Accordingly, energy poor Belarus and Ukraine have begun joint oil and natural gas prospecting.
According to Belarus Oil and Gas at the Scientific and Production Center for Geology State Enterprise chief geologist Iaroslav Gribik, the survey is part of the Belarusian-Ukrainian Regional International Seismic Line "Georift 13" project, whose project participants will study the geological framework of Belarus and Ukraine along Poltava-Chernihiv-Kalinkovichi-Kopyl lines. Gribnik told reporters, "The survey includes the territories where major Belarusian and Ukrainian oil and gas deposits are concentrated. They are the Pripiiat flexure and the Dnieper-Donetsk depression," Belorusskoe Telegrafnoe Agenstvo news agency reported on Wednesday.
Gribnik added that the surveyed area is roughly 250 square miles on the territory of Belarus and the remaining 130 miles in Ukraine.
Motivating both nations is the fact while, largely lacking indigenous energy reserves, both countries are major transit routes for Russian exports of oil and natural gas westwards to European markets, and both have clashed with Moscow over pricing and transit issues>
The U.S. government's Energy Information Agency notes that, "Ukraine was the seventh-largest energy consumer in Europe and Eurasia in 2010. More than half of the country's primary energy supply comes from its uranium and coal resources, although natural gas also plays an important role in its energy mix."
Ukraine's geographic position and proximity to the Russian Federation are the reason that it is important for Russia a natural gas transit country to its European customers, which include Austria, Bosnia-Herzegovina, Bulgaria, Croatia, the Czech Republic, Germany, Greece, Hungary, Moldova, Poland, Romania, Slovakia, and Turkey. Over the past decade, disputes between Russia and Ukraine over natural gas supplies, prices, and debts have resulted in interruptions to Russia's natural gas exports through Ukraine.
Belarus is equally dependent on the Russian Federation for fuel, as every three months Belarus receives 5.75 million tons of Russian oil.
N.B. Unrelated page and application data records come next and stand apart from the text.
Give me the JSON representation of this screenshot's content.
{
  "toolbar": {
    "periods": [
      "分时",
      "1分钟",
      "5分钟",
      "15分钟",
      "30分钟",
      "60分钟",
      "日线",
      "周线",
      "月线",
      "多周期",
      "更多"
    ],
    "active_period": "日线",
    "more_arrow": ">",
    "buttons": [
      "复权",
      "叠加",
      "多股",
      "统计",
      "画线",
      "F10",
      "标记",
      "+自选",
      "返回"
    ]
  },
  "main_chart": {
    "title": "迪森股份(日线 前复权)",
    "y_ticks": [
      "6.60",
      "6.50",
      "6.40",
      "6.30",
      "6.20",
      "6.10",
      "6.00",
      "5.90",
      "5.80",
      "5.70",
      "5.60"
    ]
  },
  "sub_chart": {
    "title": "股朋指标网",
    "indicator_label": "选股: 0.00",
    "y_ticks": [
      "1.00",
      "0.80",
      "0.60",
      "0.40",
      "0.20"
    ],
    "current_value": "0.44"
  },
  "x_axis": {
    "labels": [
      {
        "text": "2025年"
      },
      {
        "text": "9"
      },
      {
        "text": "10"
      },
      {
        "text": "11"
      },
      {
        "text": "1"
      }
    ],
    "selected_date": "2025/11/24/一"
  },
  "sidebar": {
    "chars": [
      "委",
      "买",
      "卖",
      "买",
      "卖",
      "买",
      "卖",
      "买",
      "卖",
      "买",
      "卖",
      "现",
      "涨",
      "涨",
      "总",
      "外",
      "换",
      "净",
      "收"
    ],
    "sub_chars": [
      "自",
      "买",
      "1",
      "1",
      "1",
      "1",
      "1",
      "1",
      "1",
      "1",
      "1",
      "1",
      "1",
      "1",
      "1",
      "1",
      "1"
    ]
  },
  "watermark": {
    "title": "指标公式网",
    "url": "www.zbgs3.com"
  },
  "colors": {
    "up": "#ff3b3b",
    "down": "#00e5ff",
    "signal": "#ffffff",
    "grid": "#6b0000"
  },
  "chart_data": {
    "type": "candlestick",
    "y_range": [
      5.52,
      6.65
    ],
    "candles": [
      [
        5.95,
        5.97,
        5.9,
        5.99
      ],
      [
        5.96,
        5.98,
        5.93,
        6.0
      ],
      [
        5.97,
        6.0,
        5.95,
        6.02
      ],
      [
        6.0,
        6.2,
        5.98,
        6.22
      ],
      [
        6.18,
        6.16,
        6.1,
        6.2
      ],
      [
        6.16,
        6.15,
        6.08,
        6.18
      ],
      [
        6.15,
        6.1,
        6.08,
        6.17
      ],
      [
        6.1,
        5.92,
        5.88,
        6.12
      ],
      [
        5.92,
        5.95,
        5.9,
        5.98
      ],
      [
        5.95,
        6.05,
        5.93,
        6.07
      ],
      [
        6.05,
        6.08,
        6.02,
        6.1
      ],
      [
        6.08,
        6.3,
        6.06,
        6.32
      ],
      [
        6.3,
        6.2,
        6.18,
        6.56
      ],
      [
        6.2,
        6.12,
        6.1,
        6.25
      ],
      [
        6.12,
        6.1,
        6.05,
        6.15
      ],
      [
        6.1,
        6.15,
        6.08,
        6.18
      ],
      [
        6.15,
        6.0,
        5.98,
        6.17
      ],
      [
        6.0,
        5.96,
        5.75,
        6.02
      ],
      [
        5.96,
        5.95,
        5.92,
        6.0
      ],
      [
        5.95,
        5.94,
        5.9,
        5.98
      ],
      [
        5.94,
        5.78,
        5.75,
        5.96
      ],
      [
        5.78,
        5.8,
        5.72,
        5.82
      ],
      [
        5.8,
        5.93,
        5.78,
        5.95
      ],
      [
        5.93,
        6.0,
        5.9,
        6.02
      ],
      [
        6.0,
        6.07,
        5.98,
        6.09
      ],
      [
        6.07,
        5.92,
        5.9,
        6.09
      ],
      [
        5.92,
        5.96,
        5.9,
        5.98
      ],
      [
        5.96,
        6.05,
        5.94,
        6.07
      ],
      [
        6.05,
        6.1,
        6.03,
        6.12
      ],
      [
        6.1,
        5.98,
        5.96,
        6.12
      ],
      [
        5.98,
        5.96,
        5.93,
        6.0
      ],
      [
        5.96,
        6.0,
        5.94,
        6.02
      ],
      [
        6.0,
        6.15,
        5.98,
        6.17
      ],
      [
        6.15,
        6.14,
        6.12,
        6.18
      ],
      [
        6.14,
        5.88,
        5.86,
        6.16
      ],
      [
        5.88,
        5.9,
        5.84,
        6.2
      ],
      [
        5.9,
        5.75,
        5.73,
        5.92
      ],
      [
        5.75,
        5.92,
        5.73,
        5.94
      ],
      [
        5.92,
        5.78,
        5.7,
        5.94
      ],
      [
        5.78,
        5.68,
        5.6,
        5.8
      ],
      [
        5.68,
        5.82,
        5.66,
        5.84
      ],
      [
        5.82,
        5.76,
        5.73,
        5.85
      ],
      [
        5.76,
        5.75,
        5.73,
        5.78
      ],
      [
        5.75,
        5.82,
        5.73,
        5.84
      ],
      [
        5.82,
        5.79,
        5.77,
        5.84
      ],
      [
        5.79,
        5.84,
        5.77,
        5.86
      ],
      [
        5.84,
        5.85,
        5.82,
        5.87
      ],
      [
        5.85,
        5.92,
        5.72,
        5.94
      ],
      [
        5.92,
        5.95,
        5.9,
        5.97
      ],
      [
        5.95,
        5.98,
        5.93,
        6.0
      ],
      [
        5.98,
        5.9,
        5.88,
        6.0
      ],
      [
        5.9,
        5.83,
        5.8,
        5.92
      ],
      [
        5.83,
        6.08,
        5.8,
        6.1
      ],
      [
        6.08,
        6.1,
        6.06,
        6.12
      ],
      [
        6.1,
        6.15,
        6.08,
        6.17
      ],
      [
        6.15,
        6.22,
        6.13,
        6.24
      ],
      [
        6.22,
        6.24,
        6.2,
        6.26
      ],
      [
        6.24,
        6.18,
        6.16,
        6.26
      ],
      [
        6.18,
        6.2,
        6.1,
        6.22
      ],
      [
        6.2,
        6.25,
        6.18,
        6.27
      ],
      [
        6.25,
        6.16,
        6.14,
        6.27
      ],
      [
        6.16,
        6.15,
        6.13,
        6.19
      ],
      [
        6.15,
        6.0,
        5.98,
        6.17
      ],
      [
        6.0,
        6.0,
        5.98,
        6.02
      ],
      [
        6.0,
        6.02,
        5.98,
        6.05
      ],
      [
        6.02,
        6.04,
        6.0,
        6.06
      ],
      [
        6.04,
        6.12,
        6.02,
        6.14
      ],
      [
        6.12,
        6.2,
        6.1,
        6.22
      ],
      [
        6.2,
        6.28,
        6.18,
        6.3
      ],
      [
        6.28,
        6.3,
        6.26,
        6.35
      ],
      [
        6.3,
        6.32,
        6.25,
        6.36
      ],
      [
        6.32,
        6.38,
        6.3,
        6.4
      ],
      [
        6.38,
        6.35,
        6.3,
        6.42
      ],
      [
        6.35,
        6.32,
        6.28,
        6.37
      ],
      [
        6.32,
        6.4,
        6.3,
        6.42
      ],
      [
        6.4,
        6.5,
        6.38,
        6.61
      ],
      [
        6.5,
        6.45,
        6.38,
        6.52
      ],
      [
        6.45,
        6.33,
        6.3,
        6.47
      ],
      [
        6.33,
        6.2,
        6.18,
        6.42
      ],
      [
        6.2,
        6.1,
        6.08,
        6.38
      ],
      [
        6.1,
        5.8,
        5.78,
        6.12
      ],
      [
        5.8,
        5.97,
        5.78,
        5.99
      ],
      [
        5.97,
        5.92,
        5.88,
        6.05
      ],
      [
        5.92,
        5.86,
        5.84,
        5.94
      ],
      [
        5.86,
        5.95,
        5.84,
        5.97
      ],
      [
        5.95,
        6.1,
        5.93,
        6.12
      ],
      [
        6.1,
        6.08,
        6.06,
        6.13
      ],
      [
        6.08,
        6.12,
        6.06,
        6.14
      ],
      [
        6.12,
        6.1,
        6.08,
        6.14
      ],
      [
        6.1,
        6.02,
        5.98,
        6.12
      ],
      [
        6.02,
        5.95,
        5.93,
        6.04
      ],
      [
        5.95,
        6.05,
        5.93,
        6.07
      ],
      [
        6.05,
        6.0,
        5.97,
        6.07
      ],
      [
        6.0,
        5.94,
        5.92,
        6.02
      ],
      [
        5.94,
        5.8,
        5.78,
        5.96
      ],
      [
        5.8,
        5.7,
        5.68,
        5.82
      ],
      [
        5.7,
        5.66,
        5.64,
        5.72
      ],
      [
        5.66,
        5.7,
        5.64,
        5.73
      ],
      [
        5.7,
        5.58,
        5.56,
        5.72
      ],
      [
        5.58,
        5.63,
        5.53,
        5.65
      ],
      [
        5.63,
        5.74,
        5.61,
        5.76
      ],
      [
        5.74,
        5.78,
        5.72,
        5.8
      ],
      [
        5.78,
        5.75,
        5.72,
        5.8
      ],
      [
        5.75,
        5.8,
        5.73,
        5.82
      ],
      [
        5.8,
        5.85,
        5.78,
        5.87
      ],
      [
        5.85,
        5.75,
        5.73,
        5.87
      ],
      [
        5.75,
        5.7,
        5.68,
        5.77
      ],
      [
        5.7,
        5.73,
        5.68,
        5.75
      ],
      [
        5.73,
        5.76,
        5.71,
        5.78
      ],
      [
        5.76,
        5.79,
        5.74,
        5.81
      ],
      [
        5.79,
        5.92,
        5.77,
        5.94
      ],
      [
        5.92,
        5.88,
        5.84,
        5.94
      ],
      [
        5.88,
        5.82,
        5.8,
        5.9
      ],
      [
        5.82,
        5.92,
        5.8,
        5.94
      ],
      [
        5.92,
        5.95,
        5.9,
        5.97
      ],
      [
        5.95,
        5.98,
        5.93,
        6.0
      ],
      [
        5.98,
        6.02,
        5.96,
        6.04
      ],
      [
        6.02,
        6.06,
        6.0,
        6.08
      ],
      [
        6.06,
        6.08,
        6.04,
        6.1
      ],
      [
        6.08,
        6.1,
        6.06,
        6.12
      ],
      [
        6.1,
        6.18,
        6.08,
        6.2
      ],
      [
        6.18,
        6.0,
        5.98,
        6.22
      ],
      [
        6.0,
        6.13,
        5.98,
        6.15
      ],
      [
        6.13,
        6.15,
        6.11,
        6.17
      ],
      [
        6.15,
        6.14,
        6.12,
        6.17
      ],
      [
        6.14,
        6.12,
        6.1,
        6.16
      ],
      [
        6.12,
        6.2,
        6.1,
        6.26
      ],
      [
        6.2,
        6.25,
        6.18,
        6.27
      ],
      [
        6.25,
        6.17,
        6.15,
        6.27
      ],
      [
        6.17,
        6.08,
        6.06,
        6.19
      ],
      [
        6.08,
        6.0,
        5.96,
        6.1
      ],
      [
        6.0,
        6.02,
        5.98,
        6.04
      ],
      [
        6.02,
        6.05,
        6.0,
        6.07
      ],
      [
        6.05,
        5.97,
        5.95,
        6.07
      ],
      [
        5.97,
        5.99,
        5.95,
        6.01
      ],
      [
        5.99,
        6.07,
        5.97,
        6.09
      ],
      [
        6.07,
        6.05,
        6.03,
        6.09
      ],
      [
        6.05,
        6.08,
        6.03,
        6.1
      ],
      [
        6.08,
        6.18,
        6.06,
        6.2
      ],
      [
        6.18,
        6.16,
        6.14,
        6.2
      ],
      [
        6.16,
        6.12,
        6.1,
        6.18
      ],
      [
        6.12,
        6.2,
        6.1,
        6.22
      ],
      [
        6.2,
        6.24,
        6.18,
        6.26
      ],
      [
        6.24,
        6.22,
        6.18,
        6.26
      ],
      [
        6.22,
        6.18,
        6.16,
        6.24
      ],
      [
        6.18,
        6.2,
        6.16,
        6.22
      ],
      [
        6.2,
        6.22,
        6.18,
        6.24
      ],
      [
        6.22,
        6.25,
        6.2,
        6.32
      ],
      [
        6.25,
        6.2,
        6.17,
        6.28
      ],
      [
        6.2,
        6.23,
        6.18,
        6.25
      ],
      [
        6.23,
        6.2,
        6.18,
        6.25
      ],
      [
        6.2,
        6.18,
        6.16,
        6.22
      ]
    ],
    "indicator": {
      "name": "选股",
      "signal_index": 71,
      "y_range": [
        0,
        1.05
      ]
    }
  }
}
Seeking any and all energy options, Belarus is considering building its first nuclear power plant if investors can be found. According to Belarusian Deputy Energy Minister Mikhail Mikhadyuk, "If there is a reliable investor, who is ready to build another nuclear power plant in Belarus, then we are ready to discuss these proposals. However, it should take into account the availability of a sufficient market to sell electricity and the fact that once again all the international procedures the first nuclear power plant has gone through will have to be carried out."
The Belarus interest in constructing its first nuclear power plant has alarmed its neighbors. Lithuanian Prime Minister Algirdas Butkevicius recently demanded that Belarus stop work on its proposed NPP until it prove that the project complies with international treaties and nuclear safety standards, as the NPP near the border town of Ostrovets would be a mere 25 miles from the Lithuanian capital Vilnius.
Butkevicius said, "We have many concerns about safety and information we've asked for hasn't been provided. We urge Belarus to refrain from unilateral actions, we await their response and expect them to abide by international treaties they've signed."